Creating a Structural Organization Interpretation and a Non-Sealed Surface Framework Representation

Topic Version1Published09/11/2015
For StandardRESQML v2.0.1

At this step, the asset team must compare both interpretations and decide whether to follow Paul's hypothesis or Peter's. For this example, we'll follow Peter's less optimistic hypothesis.

Software C imports Peter’s structural organization interpretation and all of his individual interpretations/representations with the objective to build a first non-sealed surface framework representation with this set of interpretation and representation data objects.

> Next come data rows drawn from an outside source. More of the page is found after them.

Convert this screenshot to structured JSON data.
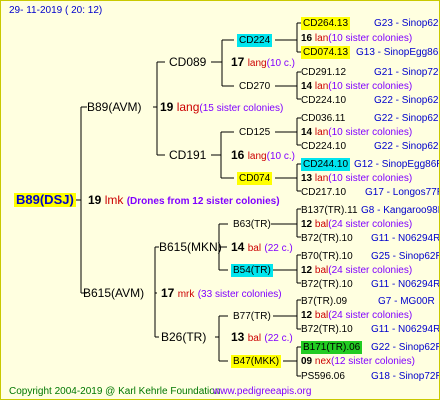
{
  "header": {
    "date": "29- 11-2019 ( 20: 12)"
  },
  "root": {
    "name": "B89(DSJ)",
    "count": "19",
    "lang": "lmk",
    "note": "(Drones from 12 sister colonies)"
  },
  "level1": [
    {
      "name": "B89(AVM)",
      "count": "19",
      "lang": "lang",
      "sis": "(15 sister colonies)"
    },
    {
      "name": "B615(AVM)",
      "count": "17",
      "lang": "mrk",
      "sis": "(33 sister colonies)"
    }
  ],
  "level2": [
    {
      "name": "CD089",
      "count": "17",
      "lang": "lang",
      "sis": "(10 c.)"
    },
    {
      "name": "CD191",
      "count": "16",
      "lang": "lang",
      "sis": "(10 c.)"
    },
    {
      "name": "B615(MKN)",
      "count": "14",
      "lang": "bal",
      "sis": "(22 c.)"
    },
    {
      "name": "B26(TR)",
      "count": "13",
      "lang": "bal",
      "sis": "(22 c.)"
    }
  ],
  "level3": [
    {
      "name": "CD224"
    },
    {
      "name": "CD270"
    },
    {
      "name": "CD125"
    },
    {
      "name": "CD074"
    },
    {
      "name": "B63(TR)"
    },
    {
      "name": "B54(TR)"
    },
    {
      "name": "B77(TR)"
    },
    {
      "name": "B47(MKK)"
    }
  ],
  "level4": [
    {
      "t": "CD264.13",
      "ref": "G23 - Sinop62R"
    },
    {
      "c": "16",
      "l": "lan",
      "s": "(10 sister colonies)"
    },
    {
      "t": "CD074.13",
      "ref": "G13 - SinopEgg86R"
    },
    {
      "t": "CD291.12",
      "ref": "G21 - Sinop72R"
    },
    {
      "c": "14",
      "l": "lan",
      "s": "(10 sister colonies)"
    },
    {
      "t": "CD224.10",
      "ref": "G22 - Sinop62R"
    },
    {
      "t": "CD036.11",
      "ref": "G22 - Sinop62R"
    },
    {
      "c": "14",
      "l": "lan",
      "s": "(10 sister colonies)"
    },
    {
      "t": "CD224.10",
      "ref": "G22 - Sinop62R"
    },
    {
      "t": "CD244.10",
      "ref": "G12 - SinopEgg86R"
    },
    {
      "c": "13",
      "l": "lan",
      "s": "(10 sister colonies)"
    },
    {
      "t": "CD217.10",
      "ref": "G17 - Longos77R"
    },
    {
      "t": "B137(TR).11",
      "ref": "G8 - Kangaroo98R"
    },
    {
      "c": "12",
      "l": "bal",
      "s": "(24 sister colonies)"
    },
    {
      "t": "B72(TR).10",
      "ref": "G11 - N06294R"
    },
    {
      "t": "B70(TR).10",
      "ref": "G25 - Sinop62R"
    },
    {
      "c": "12",
      "l": "bal",
      "s": "(24 sister colonies)"
    },
    {
      "t": "B72(TR).10",
      "ref": "G11 - N06294R"
    },
    {
      "t": "B7(TR).09",
      "ref": "G7 - MG00R"
    },
    {
      "c": "12",
      "l": "bal",
      "s": "(24 sister colonies)"
    },
    {
      "t": "B72(TR).10",
      "ref": "G11 - N06294R"
    },
    {
      "t": "B171(TR).06",
      "ref": "G22 - Sinop62R"
    },
    {
      "c": "09",
      "l": "nex",
      "s": "(12 sister colonies)"
    },
    {
      "t": "PS596.06",
      "ref": "G18 - Sinop72R"
    }
  ],
  "footer": {
    "copyright": "Copyright 2004-2019 @ Karl Kehrle Foundation",
    "site": "www.pedigreeapis.org"
  }
}
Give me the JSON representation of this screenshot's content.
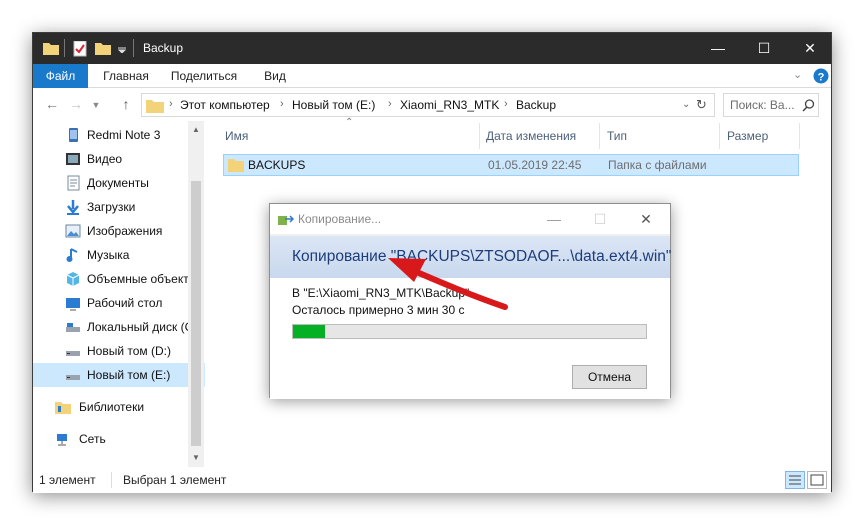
{
  "window": {
    "title": "Backup",
    "ribbon_tabs": [
      "Файл",
      "Главная",
      "Поделиться",
      "Вид"
    ]
  },
  "address": {
    "breadcrumbs": [
      "Этот компьютер",
      "Новый том (E:)",
      "Xiaomi_RN3_MTK",
      "Backup"
    ],
    "search_placeholder": "Поиск: Ba..."
  },
  "nav": {
    "items": [
      {
        "label": "Redmi Note 3",
        "icon": "phone-icon"
      },
      {
        "label": "Видео",
        "icon": "video-icon"
      },
      {
        "label": "Документы",
        "icon": "documents-icon"
      },
      {
        "label": "Загрузки",
        "icon": "downloads-icon"
      },
      {
        "label": "Изображения",
        "icon": "pictures-icon"
      },
      {
        "label": "Музыка",
        "icon": "music-icon"
      },
      {
        "label": "Объемные объект",
        "icon": "3d-objects-icon"
      },
      {
        "label": "Рабочий стол",
        "icon": "desktop-icon"
      },
      {
        "label": "Локальный диск (C",
        "icon": "drive-icon"
      },
      {
        "label": "Новый том (D:)",
        "icon": "drive-icon"
      },
      {
        "label": "Новый том (E:)",
        "icon": "drive-icon",
        "selected": true
      },
      {
        "label": "Библиотеки",
        "icon": "libraries-icon"
      },
      {
        "label": "Сеть",
        "icon": "network-icon"
      }
    ]
  },
  "columns": [
    "Имя",
    "Дата изменения",
    "Тип",
    "Размер"
  ],
  "files": [
    {
      "name": "BACKUPS",
      "date": "01.05.2019 22:45",
      "type": "Папка с файлами",
      "size": ""
    }
  ],
  "status": {
    "count": "1 элемент",
    "selected": "Выбран 1 элемент"
  },
  "dialog": {
    "title": "Копирование...",
    "heading": "Копирование \"BACKUPS\\ZTSODAOF...\\data.ext4.win\"",
    "destination": "В \"E:\\Xiaomi_RN3_MTK\\Backup\"",
    "remaining": "Осталось примерно 3 мин 30 с",
    "progress": 0.09,
    "cancel_label": "Отмена"
  },
  "colors": {
    "accent": "#1979ca",
    "selection": "#cce8ff",
    "progress": "#06b025",
    "annotation_arrow": "#d7191c"
  }
}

The first task is to complete Peter's structural organization interpretation. To do this, we need to order the horizon interpretations (by age or apparent depth) and we need the contact relationships between the horizons and faults.

For this example, we define a Rank1 containing only the Horizon 1_Peter interpretation and a Rank2 containing Horizon_1_Peter and Horizon 2_Peter interpretations.

Each of these horizon interpretation is represented by two patches; the fault Interpretation is represented by one patch, and the contact patches are represented by a succession of (x,y,z) nodes (Figure (For more information on patches, see 6.3 Patches .)

In fact, very often, no specific representation will be created during this sub-step; Software C will export an EPC_2 containing a consistent working set on which only one representation is chosen for one interpretation and only one interpretation of a feature contributes to building its structural organization interpretation.

This EPC_2 can be used as a starting point by 3D grid builder software to produce a reservoir grid or by a more sophisticated structural modeler to build a sealed surface framework (Software D, in this example).

Figure Structural organization interpretation represented by a non-sealed surface framework.